Assignment: Send back the records exactly as written, with no images.

Provided information:

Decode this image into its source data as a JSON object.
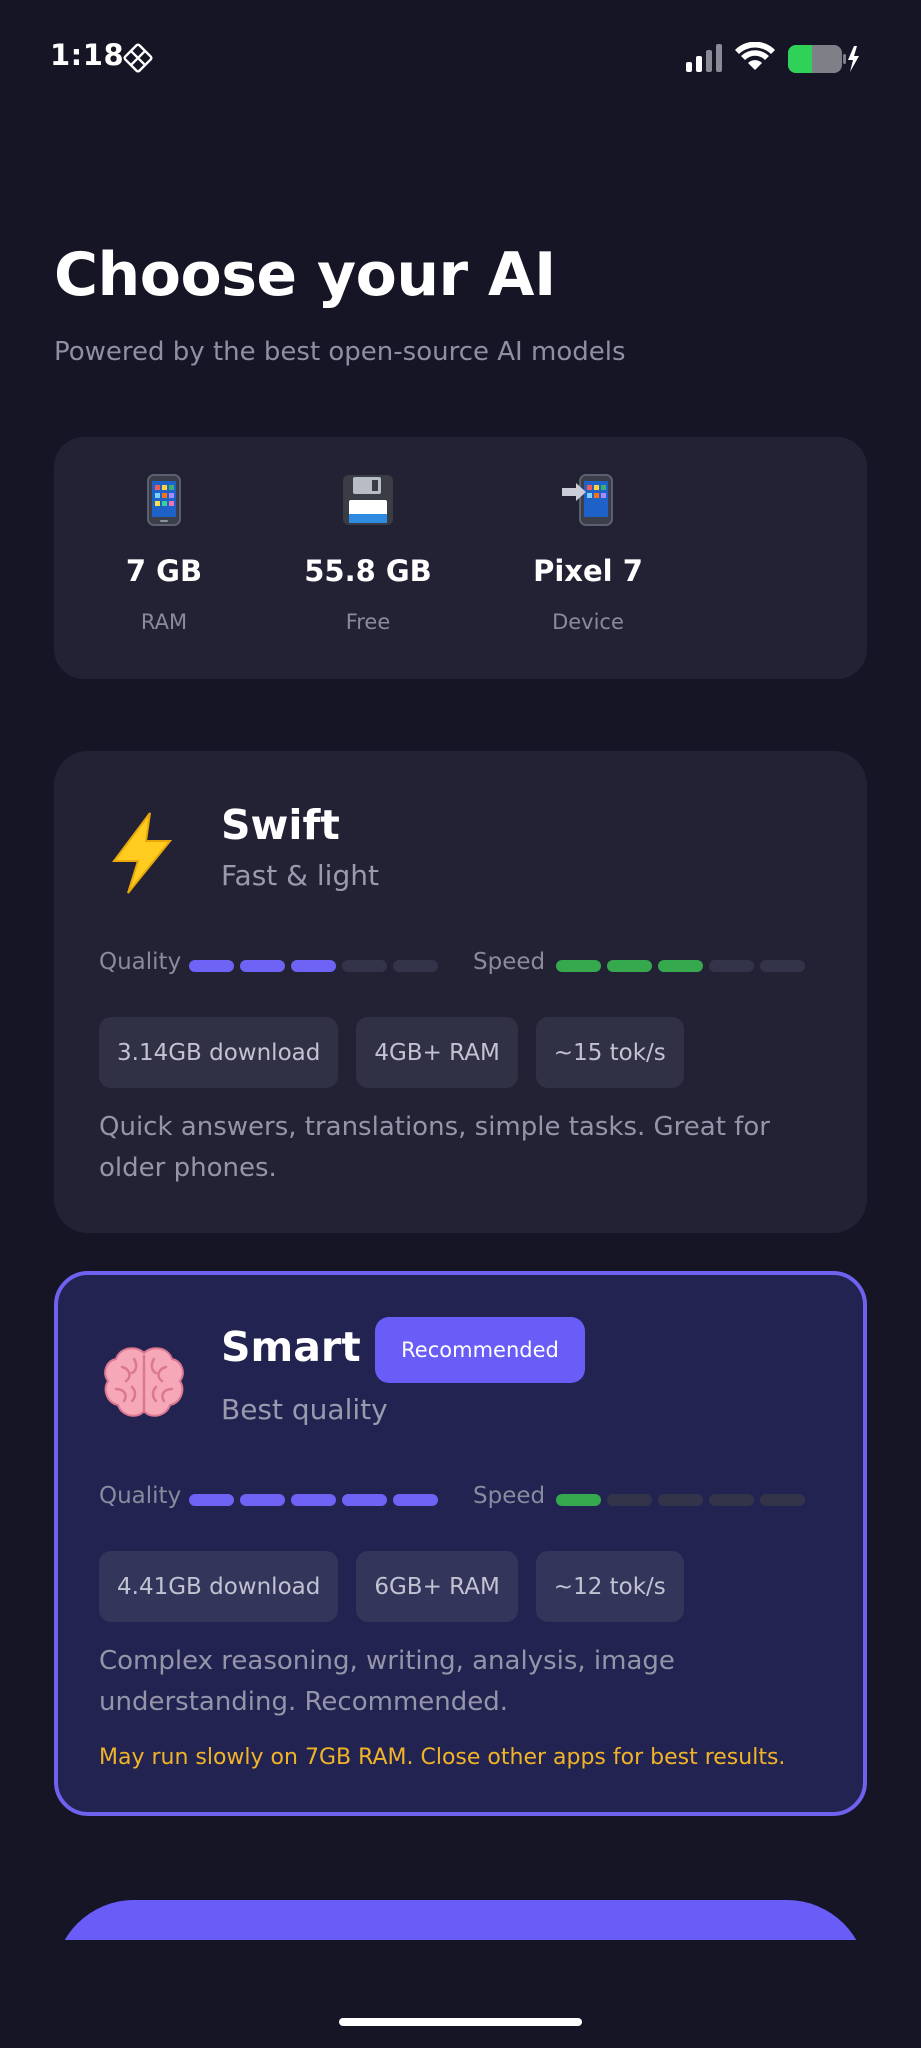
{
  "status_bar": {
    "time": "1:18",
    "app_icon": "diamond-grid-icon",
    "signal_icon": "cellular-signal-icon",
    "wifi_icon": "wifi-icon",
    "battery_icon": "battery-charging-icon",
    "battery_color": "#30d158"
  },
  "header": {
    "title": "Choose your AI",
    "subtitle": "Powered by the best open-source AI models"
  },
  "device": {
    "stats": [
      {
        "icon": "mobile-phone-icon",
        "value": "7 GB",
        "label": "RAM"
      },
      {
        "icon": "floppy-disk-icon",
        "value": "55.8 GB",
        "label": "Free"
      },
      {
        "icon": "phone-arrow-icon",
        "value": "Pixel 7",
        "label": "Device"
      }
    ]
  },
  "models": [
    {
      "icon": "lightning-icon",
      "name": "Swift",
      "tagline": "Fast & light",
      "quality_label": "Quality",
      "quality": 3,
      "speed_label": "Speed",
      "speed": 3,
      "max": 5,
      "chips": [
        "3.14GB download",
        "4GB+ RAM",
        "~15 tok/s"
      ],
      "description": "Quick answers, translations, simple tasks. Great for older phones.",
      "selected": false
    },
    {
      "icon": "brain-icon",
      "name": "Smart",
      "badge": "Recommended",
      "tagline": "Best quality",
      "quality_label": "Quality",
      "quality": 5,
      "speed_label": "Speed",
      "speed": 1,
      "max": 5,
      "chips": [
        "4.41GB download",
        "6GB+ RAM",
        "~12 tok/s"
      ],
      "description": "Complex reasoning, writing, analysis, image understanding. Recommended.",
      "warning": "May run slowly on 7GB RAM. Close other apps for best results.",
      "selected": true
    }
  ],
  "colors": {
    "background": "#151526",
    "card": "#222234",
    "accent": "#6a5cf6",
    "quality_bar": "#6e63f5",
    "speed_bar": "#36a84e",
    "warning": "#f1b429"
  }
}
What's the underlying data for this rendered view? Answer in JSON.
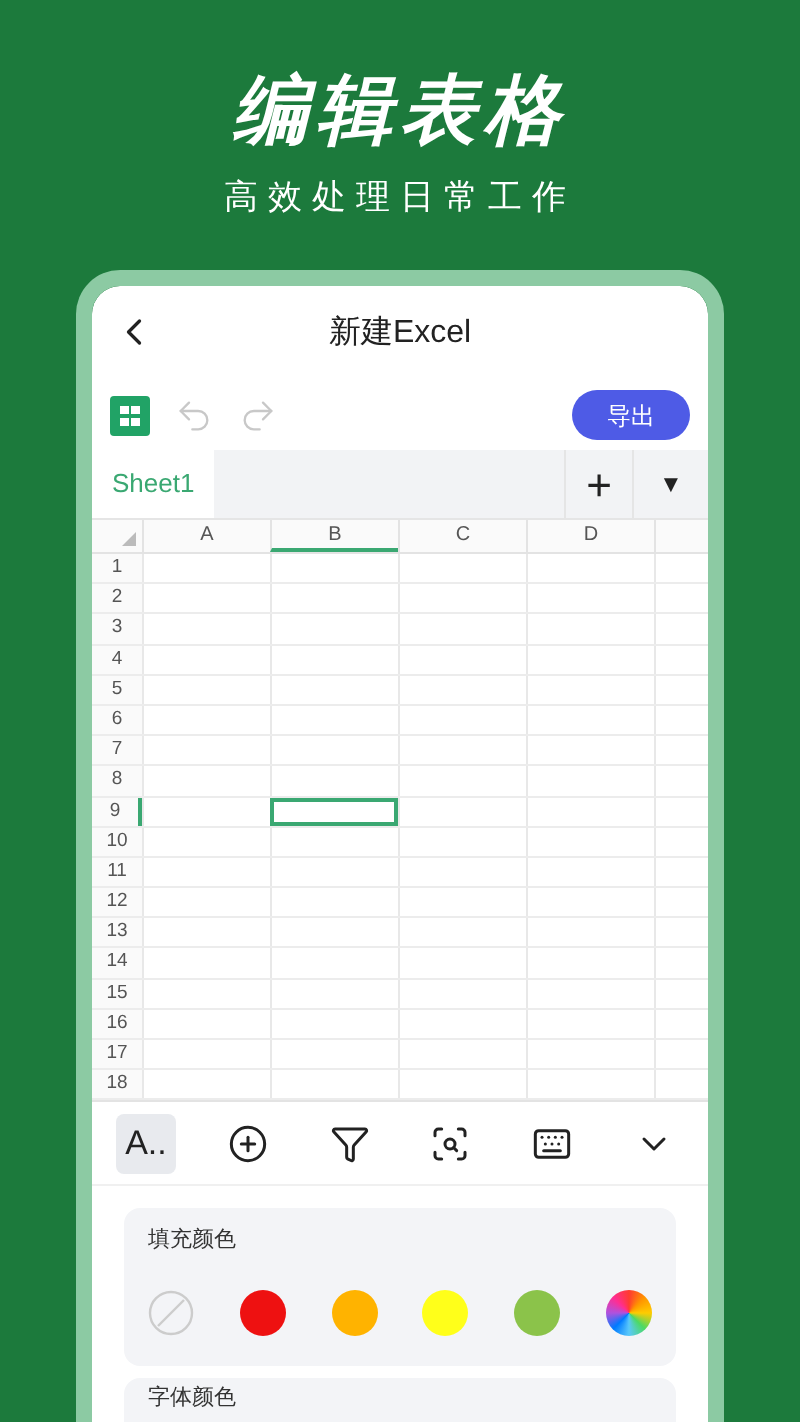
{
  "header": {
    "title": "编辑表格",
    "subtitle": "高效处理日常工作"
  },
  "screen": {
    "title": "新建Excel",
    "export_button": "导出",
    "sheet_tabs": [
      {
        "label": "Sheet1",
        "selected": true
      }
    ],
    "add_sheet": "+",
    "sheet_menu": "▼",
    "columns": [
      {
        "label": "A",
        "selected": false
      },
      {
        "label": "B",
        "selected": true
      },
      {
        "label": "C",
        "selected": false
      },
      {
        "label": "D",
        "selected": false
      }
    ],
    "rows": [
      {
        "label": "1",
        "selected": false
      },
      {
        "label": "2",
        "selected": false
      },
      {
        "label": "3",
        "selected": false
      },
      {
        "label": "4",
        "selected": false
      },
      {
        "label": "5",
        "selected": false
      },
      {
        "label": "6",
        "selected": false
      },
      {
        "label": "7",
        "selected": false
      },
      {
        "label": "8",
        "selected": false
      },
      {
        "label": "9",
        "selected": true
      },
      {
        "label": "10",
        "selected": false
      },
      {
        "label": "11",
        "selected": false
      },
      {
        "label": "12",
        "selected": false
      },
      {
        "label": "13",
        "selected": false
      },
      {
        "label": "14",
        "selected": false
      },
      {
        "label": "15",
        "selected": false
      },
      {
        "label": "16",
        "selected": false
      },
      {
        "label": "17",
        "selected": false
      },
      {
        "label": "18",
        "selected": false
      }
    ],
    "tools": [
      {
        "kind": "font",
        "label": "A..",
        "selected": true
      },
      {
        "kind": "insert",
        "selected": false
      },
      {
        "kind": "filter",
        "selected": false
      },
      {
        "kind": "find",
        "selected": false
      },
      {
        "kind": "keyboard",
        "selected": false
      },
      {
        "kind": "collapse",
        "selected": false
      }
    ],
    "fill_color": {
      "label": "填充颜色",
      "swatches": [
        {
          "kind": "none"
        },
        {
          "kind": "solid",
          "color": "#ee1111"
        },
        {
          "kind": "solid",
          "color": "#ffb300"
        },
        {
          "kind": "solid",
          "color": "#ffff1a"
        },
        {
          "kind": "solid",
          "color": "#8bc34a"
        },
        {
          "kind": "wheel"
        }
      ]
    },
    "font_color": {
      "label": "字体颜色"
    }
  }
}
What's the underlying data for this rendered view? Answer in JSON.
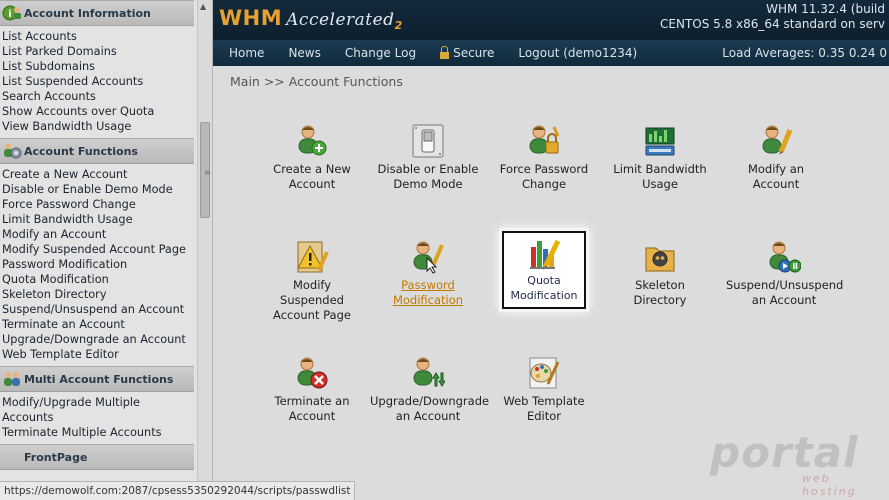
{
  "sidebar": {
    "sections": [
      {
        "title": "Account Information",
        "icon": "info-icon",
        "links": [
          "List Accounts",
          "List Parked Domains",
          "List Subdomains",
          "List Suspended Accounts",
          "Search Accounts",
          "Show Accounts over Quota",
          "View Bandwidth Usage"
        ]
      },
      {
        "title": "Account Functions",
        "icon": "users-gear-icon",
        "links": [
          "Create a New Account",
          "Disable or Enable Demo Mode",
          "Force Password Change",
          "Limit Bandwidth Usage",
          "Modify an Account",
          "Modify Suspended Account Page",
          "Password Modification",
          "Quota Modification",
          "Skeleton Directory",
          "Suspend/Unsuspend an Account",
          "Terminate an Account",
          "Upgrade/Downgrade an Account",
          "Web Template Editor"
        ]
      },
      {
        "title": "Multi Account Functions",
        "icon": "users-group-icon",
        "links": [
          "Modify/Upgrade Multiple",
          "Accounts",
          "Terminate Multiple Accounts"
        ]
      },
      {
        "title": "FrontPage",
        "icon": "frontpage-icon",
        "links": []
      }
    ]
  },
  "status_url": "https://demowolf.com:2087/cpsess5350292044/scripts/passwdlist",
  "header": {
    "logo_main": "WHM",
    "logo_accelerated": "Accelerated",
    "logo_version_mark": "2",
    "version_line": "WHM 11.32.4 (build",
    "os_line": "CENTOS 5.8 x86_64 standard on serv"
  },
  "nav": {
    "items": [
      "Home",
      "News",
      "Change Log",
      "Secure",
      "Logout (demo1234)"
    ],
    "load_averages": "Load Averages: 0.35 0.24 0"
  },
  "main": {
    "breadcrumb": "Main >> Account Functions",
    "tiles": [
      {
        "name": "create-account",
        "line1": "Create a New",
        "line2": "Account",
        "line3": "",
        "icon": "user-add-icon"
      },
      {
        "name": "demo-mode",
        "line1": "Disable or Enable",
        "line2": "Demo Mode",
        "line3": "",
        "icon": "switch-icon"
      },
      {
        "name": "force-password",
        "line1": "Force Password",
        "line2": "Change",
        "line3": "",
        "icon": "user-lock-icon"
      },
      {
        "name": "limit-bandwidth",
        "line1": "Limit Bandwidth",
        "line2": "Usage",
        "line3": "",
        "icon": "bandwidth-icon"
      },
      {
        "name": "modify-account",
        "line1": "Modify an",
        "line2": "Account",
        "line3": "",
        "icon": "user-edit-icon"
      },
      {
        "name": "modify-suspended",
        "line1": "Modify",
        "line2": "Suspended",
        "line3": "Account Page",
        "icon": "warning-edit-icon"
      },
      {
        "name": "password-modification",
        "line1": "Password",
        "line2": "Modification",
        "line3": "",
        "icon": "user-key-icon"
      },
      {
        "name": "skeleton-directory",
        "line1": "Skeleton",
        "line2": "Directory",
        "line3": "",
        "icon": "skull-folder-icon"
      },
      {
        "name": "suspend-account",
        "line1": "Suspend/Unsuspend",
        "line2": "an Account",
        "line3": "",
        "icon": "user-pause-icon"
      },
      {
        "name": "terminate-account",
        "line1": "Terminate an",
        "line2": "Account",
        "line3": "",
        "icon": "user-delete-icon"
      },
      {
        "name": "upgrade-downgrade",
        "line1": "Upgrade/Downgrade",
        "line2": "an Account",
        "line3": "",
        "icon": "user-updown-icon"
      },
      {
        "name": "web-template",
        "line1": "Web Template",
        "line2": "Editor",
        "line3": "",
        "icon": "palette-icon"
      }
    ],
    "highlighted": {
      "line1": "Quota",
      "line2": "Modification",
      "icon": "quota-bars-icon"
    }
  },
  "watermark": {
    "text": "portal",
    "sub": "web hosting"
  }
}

Task response:
Decode this image into its source data as a JSON object.
{
  "status_bar": {
    "time": "1:18",
    "app_icon": "diamond-grid-icon",
    "signal_icon": "cellular-signal-icon",
    "wifi_icon": "wifi-icon",
    "battery_icon": "battery-charging-icon",
    "battery_color": "#30d158"
  },
  "header": {
    "title": "Choose your AI",
    "subtitle": "Powered by the best open-source AI models"
  },
  "device": {
    "stats": [
      {
        "icon": "mobile-phone-icon",
        "value": "7 GB",
        "label": "RAM"
      },
      {
        "icon": "floppy-disk-icon",
        "value": "55.8 GB",
        "label": "Free"
      },
      {
        "icon": "phone-arrow-icon",
        "value": "Pixel 7",
        "label": "Device"
      }
    ]
  },
  "models": [
    {
      "icon": "lightning-icon",
      "name": "Swift",
      "tagline": "Fast & light",
      "quality_label": "Quality",
      "quality": 3,
      "speed_label": "Speed",
      "speed": 3,
      "max": 5,
      "chips": [
        "3.14GB download",
        "4GB+ RAM",
        "~15 tok/s"
      ],
      "description": "Quick answers, translations, simple tasks. Great for older phones.",
      "selected": false
    },
    {
      "icon": "brain-icon",
      "name": "Smart",
      "badge": "Recommended",
      "tagline": "Best quality",
      "quality_label": "Quality",
      "quality": 5,
      "speed_label": "Speed",
      "speed": 1,
      "max": 5,
      "chips": [
        "4.41GB download",
        "6GB+ RAM",
        "~12 tok/s"
      ],
      "description": "Complex reasoning, writing, analysis, image understanding. Recommended.",
      "warning": "May run slowly on 7GB RAM. Close other apps for best results.",
      "selected": true
    }
  ],
  "colors": {
    "background": "#151526",
    "card": "#222234",
    "accent": "#6a5cf6",
    "quality_bar": "#6e63f5",
    "speed_bar": "#36a84e",
    "warning": "#f1b429"
  }
}
What's the underlying data for this rendered view? Answer in JSON.
{
  "header": {
    "title": "编辑表格",
    "subtitle": "高效处理日常工作"
  },
  "screen": {
    "title": "新建Excel",
    "export_button": "导出",
    "sheet_tabs": [
      {
        "label": "Sheet1",
        "selected": true
      }
    ],
    "add_sheet": "+",
    "sheet_menu": "▼",
    "columns": [
      {
        "label": "A",
        "selected": false
      },
      {
        "label": "B",
        "selected": true
      },
      {
        "label": "C",
        "selected": false
      },
      {
        "label": "D",
        "selected": false
      }
    ],
    "rows": [
      {
        "label": "1",
        "selected": false
      },
      {
        "label": "2",
        "selected": false
      },
      {
        "label": "3",
        "selected": false
      },
      {
        "label": "4",
        "selected": false
      },
      {
        "label": "5",
        "selected": false
      },
      {
        "label": "6",
        "selected": false
      },
      {
        "label": "7",
        "selected": false
      },
      {
        "label": "8",
        "selected": false
      },
      {
        "label": "9",
        "selected": true
      },
      {
        "label": "10",
        "selected": false
      },
      {
        "label": "11",
        "selected": false
      },
      {
        "label": "12",
        "selected": false
      },
      {
        "label": "13",
        "selected": false
      },
      {
        "label": "14",
        "selected": false
      },
      {
        "label": "15",
        "selected": false
      },
      {
        "label": "16",
        "selected": false
      },
      {
        "label": "17",
        "selected": false
      },
      {
        "label": "18",
        "selected": false
      }
    ],
    "tools": [
      {
        "kind": "font",
        "label": "A..",
        "selected": true
      },
      {
        "kind": "insert",
        "selected": false
      },
      {
        "kind": "filter",
        "selected": false
      },
      {
        "kind": "find",
        "selected": false
      },
      {
        "kind": "keyboard",
        "selected": false
      },
      {
        "kind": "collapse",
        "selected": false
      }
    ],
    "fill_color": {
      "label": "填充颜色",
      "swatches": [
        {
          "kind": "none"
        },
        {
          "kind": "solid",
          "color": "#ee1111"
        },
        {
          "kind": "solid",
          "color": "#ffb300"
        },
        {
          "kind": "solid",
          "color": "#ffff1a"
        },
        {
          "kind": "solid",
          "color": "#8bc34a"
        },
        {
          "kind": "wheel"
        }
      ]
    },
    "font_color": {
      "label": "字体颜色"
    }
  }
}
What's the underlying data for this rendered view? Answer in JSON.
{
  "sidebar": {
    "sections": [
      {
        "title": "Account Information",
        "icon": "info-icon",
        "links": [
          "List Accounts",
          "List Parked Domains",
          "List Subdomains",
          "List Suspended Accounts",
          "Search Accounts",
          "Show Accounts over Quota",
          "View Bandwidth Usage"
        ]
      },
      {
        "title": "Account Functions",
        "icon": "users-gear-icon",
        "links": [
          "Create a New Account",
          "Disable or Enable Demo Mode",
          "Force Password Change",
          "Limit Bandwidth Usage",
          "Modify an Account",
          "Modify Suspended Account Page",
          "Password Modification",
          "Quota Modification",
          "Skeleton Directory",
          "Suspend/Unsuspend an Account",
          "Terminate an Account",
          "Upgrade/Downgrade an Account",
          "Web Template Editor"
        ]
      },
      {
        "title": "Multi Account Functions",
        "icon": "users-group-icon",
        "links": [
          "Modify/Upgrade Multiple",
          "Accounts",
          "Terminate Multiple Accounts"
        ]
      },
      {
        "title": "FrontPage",
        "icon": "frontpage-icon",
        "links": []
      }
    ]
  },
  "status_url": "https://demowolf.com:2087/cpsess5350292044/scripts/passwdlist",
  "header": {
    "logo_main": "WHM",
    "logo_accelerated": "Accelerated",
    "logo_version_mark": "2",
    "version_line": "WHM 11.32.4 (build",
    "os_line": "CENTOS 5.8 x86_64 standard on serv"
  },
  "nav": {
    "items": [
      "Home",
      "News",
      "Change Log",
      "Secure",
      "Logout (demo1234)"
    ],
    "load_averages": "Load Averages: 0.35 0.24 0"
  },
  "main": {
    "breadcrumb": "Main >> Account Functions",
    "tiles": [
      {
        "name": "create-account",
        "line1": "Create a New",
        "line2": "Account",
        "line3": "",
        "icon": "user-add-icon"
      },
      {
        "name": "demo-mode",
        "line1": "Disable or Enable",
        "line2": "Demo Mode",
        "line3": "",
        "icon": "switch-icon"
      },
      {
        "name": "force-password",
        "line1": "Force Password",
        "line2": "Change",
        "line3": "",
        "icon": "user-lock-icon"
      },
      {
        "name": "limit-bandwidth",
        "line1": "Limit Bandwidth",
        "line2": "Usage",
        "line3": "",
        "icon": "bandwidth-icon"
      },
      {
        "name": "modify-account",
        "line1": "Modify an",
        "line2": "Account",
        "line3": "",
        "icon": "user-edit-icon"
      },
      {
        "name": "modify-suspended",
        "line1": "Modify",
        "line2": "Suspended",
        "line3": "Account Page",
        "icon": "warning-edit-icon"
      },
      {
        "name": "password-modification",
        "line1": "Password",
        "line2": "Modification",
        "line3": "",
        "icon": "user-key-icon"
      },
      {
        "name": "skeleton-directory",
        "line1": "Skeleton",
        "line2": "Directory",
        "line3": "",
        "icon": "skull-folder-icon"
      },
      {
        "name": "suspend-account",
        "line1": "Suspend/Unsuspend",
        "line2": "an Account",
        "line3": "",
        "icon": "user-pause-icon"
      },
      {
        "name": "terminate-account",
        "line1": "Terminate an",
        "line2": "Account",
        "line3": "",
        "icon": "user-delete-icon"
      },
      {
        "name": "upgrade-downgrade",
        "line1": "Upgrade/Downgrade",
        "line2": "an Account",
        "line3": "",
        "icon": "user-updown-icon"
      },
      {
        "name": "web-template",
        "line1": "Web Template",
        "line2": "Editor",
        "line3": "",
        "icon": "palette-icon"
      }
    ],
    "highlighted": {
      "line1": "Quota",
      "line2": "Modification",
      "icon": "quota-bars-icon"
    }
  },
  "watermark": {
    "text": "portal",
    "sub": "web hosting"
  }
}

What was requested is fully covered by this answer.